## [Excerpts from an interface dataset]
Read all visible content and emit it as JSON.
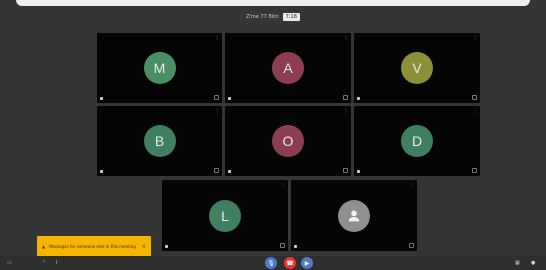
{
  "meeting": {
    "header_text": "Z'me 77 Bitri",
    "badge_text": "7:18"
  },
  "participants": [
    {
      "initial": "M",
      "color": "#4a8f64"
    },
    {
      "initial": "A",
      "color": "#8c3d52"
    },
    {
      "initial": "V",
      "color": "#8a8f38"
    },
    {
      "initial": "B",
      "color": "#3e8060"
    },
    {
      "initial": "O",
      "color": "#8c3d52"
    },
    {
      "initial": "D",
      "color": "#3e8060"
    },
    {
      "initial": "L",
      "color": "#3e8060"
    },
    {
      "initial": "",
      "color": "#8f8f8f"
    }
  ],
  "toast": {
    "message": "Messages for someone else in this meeting",
    "close_icon": "close-icon"
  },
  "controls": {
    "mic_icon": "mic-icon",
    "end_call_icon": "phone-end-icon",
    "camera_icon": "camera-icon"
  },
  "colors": {
    "background": "#353535",
    "end_call": "#e53935",
    "toolbar_blue": "#4f79c9",
    "toast": "#f5b400"
  }
}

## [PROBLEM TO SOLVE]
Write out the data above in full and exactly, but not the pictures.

## [OUTPUT BELOW]
Read all visible content and emit it as JSON.
{
  "meeting": {
    "header_text": "Z'me 77 Bitri",
    "badge_text": "7:18"
  },
  "participants": [
    {
      "initial": "M",
      "color": "#4a8f64"
    },
    {
      "initial": "A",
      "color": "#8c3d52"
    },
    {
      "initial": "V",
      "color": "#8a8f38"
    },
    {
      "initial": "B",
      "color": "#3e8060"
    },
    {
      "initial": "O",
      "color": "#8c3d52"
    },
    {
      "initial": "D",
      "color": "#3e8060"
    },
    {
      "initial": "L",
      "color": "#3e8060"
    },
    {
      "initial": "",
      "color": "#8f8f8f"
    }
  ],
  "toast": {
    "message": "Messages for someone else in this meeting",
    "close_icon": "close-icon"
  },
  "controls": {
    "mic_icon": "mic-icon",
    "end_call_icon": "phone-end-icon",
    "camera_icon": "camera-icon"
  },
  "colors": {
    "background": "#353535",
    "end_call": "#e53935",
    "toolbar_blue": "#4f79c9",
    "toast": "#f5b400"
  }
}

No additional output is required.